If you live in Big D, it’s relatively well known that South Dallas is a less wealthy part of the city than North Dallas. Or if you call the capital city home, you know that East Austin has historically been poorer than the west side of the city. But when the San Antonio Express-News mined Census data from 1990, 2000, and 2012 to track the way that wealth and income distribution in various Texas cities has changed during the state boom of the past couple of decades, we learned some fascinating things.
The methodology used by the Express-News is explained here:
Using the U.S. Census Bureau’s Census Explorer tool, we mapped the income by census tract in some of the biggest cities in Texas and looked at how those areas changed from the 1990 Census to the 2012 American Community Survey — with the 2000 Census in the middle to show some of the transition.
As for reading the maps, Census tracts where the average income is $35,000 or less are a shade of deep purple, while areas with an average of $75,000 or more are the lightest shades. Gradients throughout mark other areas in between the two.
Here are some points worth pulling from the paper’s study:
Austin’s Near East Side Is Gentrifying A Little More Slowly Than We Think.
The stretch of East Austin south of 7th Street and east of I-35, where most of the development is happening, has shocking home values these days—but a lot of those homes are clearly not owned by people who’ve recently paid $300,000-plus for the property, as the average income in that part of the city is still in the “deep purple” shade of $35,000 or less annually. The most quickly gentrifying neighborhoods are further north of downtown. Also, there’s a big chunk in the middle of central Austin that represents the University of Texas, where the annual average income of under $10,000 a year, but that info is misleading because the residents there are students.
The Biggest Jump In Dallas’ Oak Cliff Neighborhood Happened Between 1990 And 2000.
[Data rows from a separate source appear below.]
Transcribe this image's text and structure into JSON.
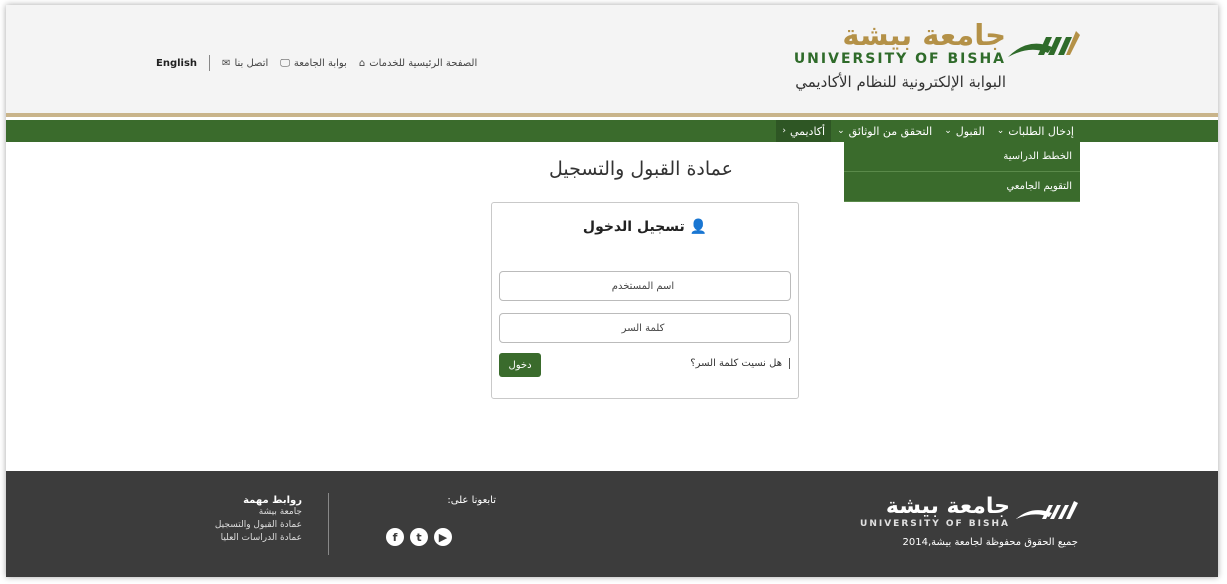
{
  "header": {
    "brand_ar": "جامعة بيشة",
    "brand_en": "UNIVERSITY OF BISHA",
    "portal_title": "البوابة الإلكترونية للنظام الأكاديمي",
    "links": {
      "home": "الصفحة الرئيسية للخدمات",
      "portal": "بوابة الجامعة",
      "contact": "اتصل بنا",
      "english": "English"
    }
  },
  "nav": {
    "items": [
      {
        "label": "أكاديمي",
        "chevron": "‹"
      },
      {
        "label": "التحقق من الوثائق",
        "chevron": "⌄"
      },
      {
        "label": "القبول",
        "chevron": "⌄"
      },
      {
        "label": "إدخال الطلبات",
        "chevron": "⌄"
      }
    ],
    "dropdown": [
      "الخطط الدراسية",
      "التقويم الجامعي"
    ]
  },
  "main": {
    "title": "عمادة القبول والتسجيل",
    "login": {
      "title": "تسجيل الدخول",
      "username_placeholder": "اسم المستخدم",
      "password_placeholder": "كلمة السر",
      "forgot": "هل نسيت كلمة السر؟",
      "submit": "دخول"
    }
  },
  "footer": {
    "brand_ar": "جامعة بيشة",
    "brand_en": "UNIVERSITY OF BISHA",
    "copyright": "جميع الحقوق محفوظة لجامعة بيشة,2014",
    "follow_title": "تابعونا على:",
    "links_title": "روابط مهمة",
    "links": [
      "جامعة بيشة",
      "عمادة القبول والتسجيل",
      "عمادة الدراسات العليا"
    ]
  },
  "colors": {
    "brand_green": "#3a6b2c",
    "brand_gold": "#b49147",
    "footer_bg": "#3c3c3c"
  }
}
Oak Cliff has undergone dramatic changes since the early nineties—something that’s evident in the walkable shopping/dining district around Bishop Avenue, for example—but those changes haven’t been absolute. East of Tyler Street, the average annual income has actually fallen since 2000, which isn’t intuitive in such a rapidly gentrifying neighborhood. That’s only if you adjust the numbers for inflation, though, as the Census website does automatically—which could just mean that the new development in Oak Cliff isn’t spurring much in the way of opportunity.
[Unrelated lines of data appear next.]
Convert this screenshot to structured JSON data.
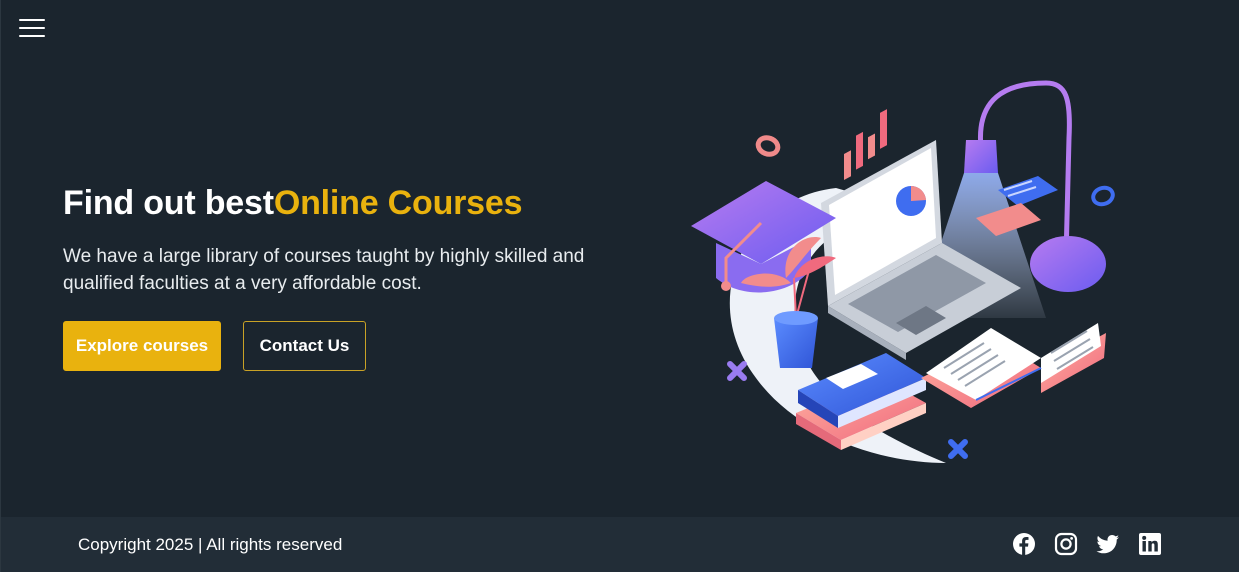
{
  "header": {
    "menu_icon": "hamburger-menu-icon"
  },
  "hero": {
    "title_main": "Find out best",
    "title_accent": "Online Courses",
    "description": "We have a large library of courses taught by highly skilled and qualified faculties at a very affordable cost.",
    "primary_button": "Explore courses",
    "secondary_button": "Contact Us",
    "illustration": "online-learning-illustration"
  },
  "footer": {
    "copyright": "Copyright 2025 | All rights reserved",
    "social_icons": [
      "facebook-icon",
      "instagram-icon",
      "twitter-icon",
      "linkedin-icon"
    ]
  },
  "colors": {
    "background": "#1b252e",
    "footer_background": "#222d37",
    "accent": "#e9b20e",
    "text": "#ffffff"
  }
}
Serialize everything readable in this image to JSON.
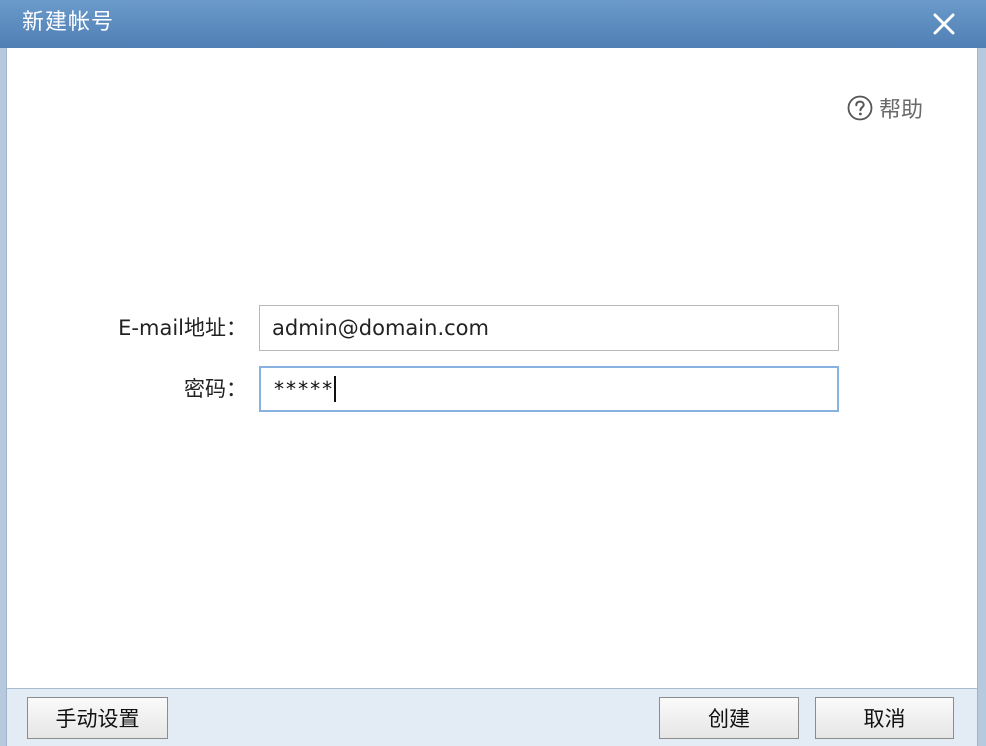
{
  "window": {
    "title": "新建帐号"
  },
  "help": {
    "label": "帮助"
  },
  "form": {
    "email": {
      "label": "E-mail地址：",
      "value": "admin@domain.com"
    },
    "password": {
      "label": "密码：",
      "masked_value": "*****"
    }
  },
  "footer": {
    "manual_setup_label": "手动设置",
    "create_label": "创建",
    "cancel_label": "取消"
  },
  "colors": {
    "titlebar": "#5c8cc2",
    "focus_border": "#86b1e0",
    "footer_bg": "#e3ebf4"
  },
  "icons": {
    "close": "close-icon",
    "help": "help-circle-icon"
  }
}
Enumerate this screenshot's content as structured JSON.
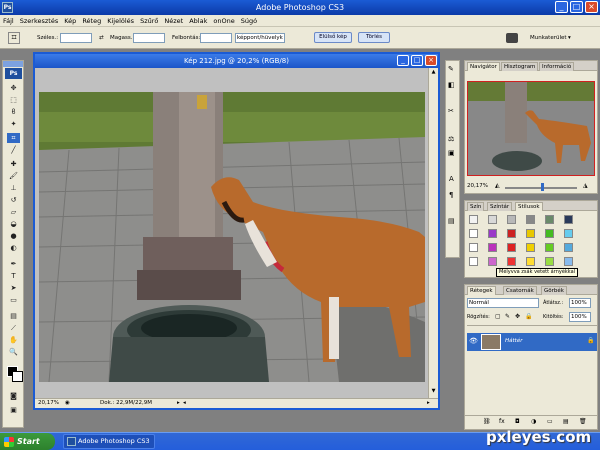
{
  "app": {
    "title": "Adobe Photoshop CS3",
    "logo": "Ps"
  },
  "menu": [
    "Fájl",
    "Szerkesztés",
    "Kép",
    "Réteg",
    "Kijelölés",
    "Szűrő",
    "Nézet",
    "Ablak",
    "onOne",
    "Súgó"
  ],
  "options": {
    "width_label": "Széles.:",
    "height_label": "Magass.:",
    "resolution_label": "Felbontás:",
    "unit_value": "képpont/hüvelyk",
    "front_image_button": "Elülső kép",
    "clear_button": "Törlés",
    "workspace_label": "Munkaterület"
  },
  "document": {
    "title": "Kép 212.jpg @ 20,2% (RGB/8)",
    "zoom": "20,17%",
    "doc_size": "Dok.: 22,9M/22,9M"
  },
  "navigator": {
    "tabs": [
      "Navigátor",
      "Hisztogram",
      "Információ"
    ],
    "zoom": "20,17%"
  },
  "styles": {
    "tabs": [
      "Szín",
      "Színtár",
      "Stílusok"
    ],
    "tooltip": "Mélyvva zsák vetett árnyékkal",
    "swatch_colors": [
      "#f2f2f2",
      "#d8d8d8",
      "#b8b8b8",
      "#888888",
      "#6a8a6a",
      "#2a3a5a",
      "#ffffff",
      "#9a3ac8",
      "#cc2222",
      "#e8c800",
      "#44bb22",
      "#66ccee",
      "#ffffff",
      "#bb33bb",
      "#dd2222",
      "#f0d000",
      "#66cc22",
      "#55aadd",
      "#ffffff",
      "#cc66cc",
      "#ee3333",
      "#ffdd33",
      "#99dd44",
      "#88bbee"
    ]
  },
  "layers": {
    "tabs": [
      "Rétegek",
      "Csatornák",
      "Görbék"
    ],
    "blend_mode": "Normál",
    "opacity_label": "Átlátsz.:",
    "opacity_value": "100%",
    "lock_label": "Rögzítés:",
    "fill_label": "Kitöltés:",
    "fill_value": "100%",
    "layer_name": "Háttér"
  },
  "taskbar": {
    "start": "Start",
    "item": "Adobe Photoshop CS3"
  },
  "watermark": "pxleyes.com"
}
The North Texas Suburbs Look Poorer Because They’re Bigger.
The shades of purple in, say, Frisco have grown darker since 1990, but the population of the city in 1990 was also around 6,000. In 2012, that number was closer to 120,000. We can safely assume that the average has gone down a bit because of the number of people, not because Frisco is worse off than it was in 1990.
Wealth Is Spreading Outward In The Rio Grande Valley.
In some parts of the state, wealth seems to be concentrating more centrally. In the Valley, meanwhile, the number of Census tracts that are lighter than the deep purple that one might expect from the nation’s poorest metro areas have grown considerably since 1990. That’s especially true in the belt along US-83 between McAllen and Harlingen, where smaller towns and cities like Pharr, San Juan, Alamo, and Weslaco have seen steady rises in income since 1990.
Central Houston Is Booming.
Houston’s biggest changes mostly occur in the Northwest side of the inner loop, or nearby. Middle class neighborhoods like Oak Forest, which had an adjusted-for-inflation average annual income of $59,000 in 1990 (and a real income of $38,000), now sit over $90,000. The transition is probably sharpest in the Montrose, where a Census tract that in 1990 had an adjusted income of $18,000 is now populated by people who make over $84,000 a year.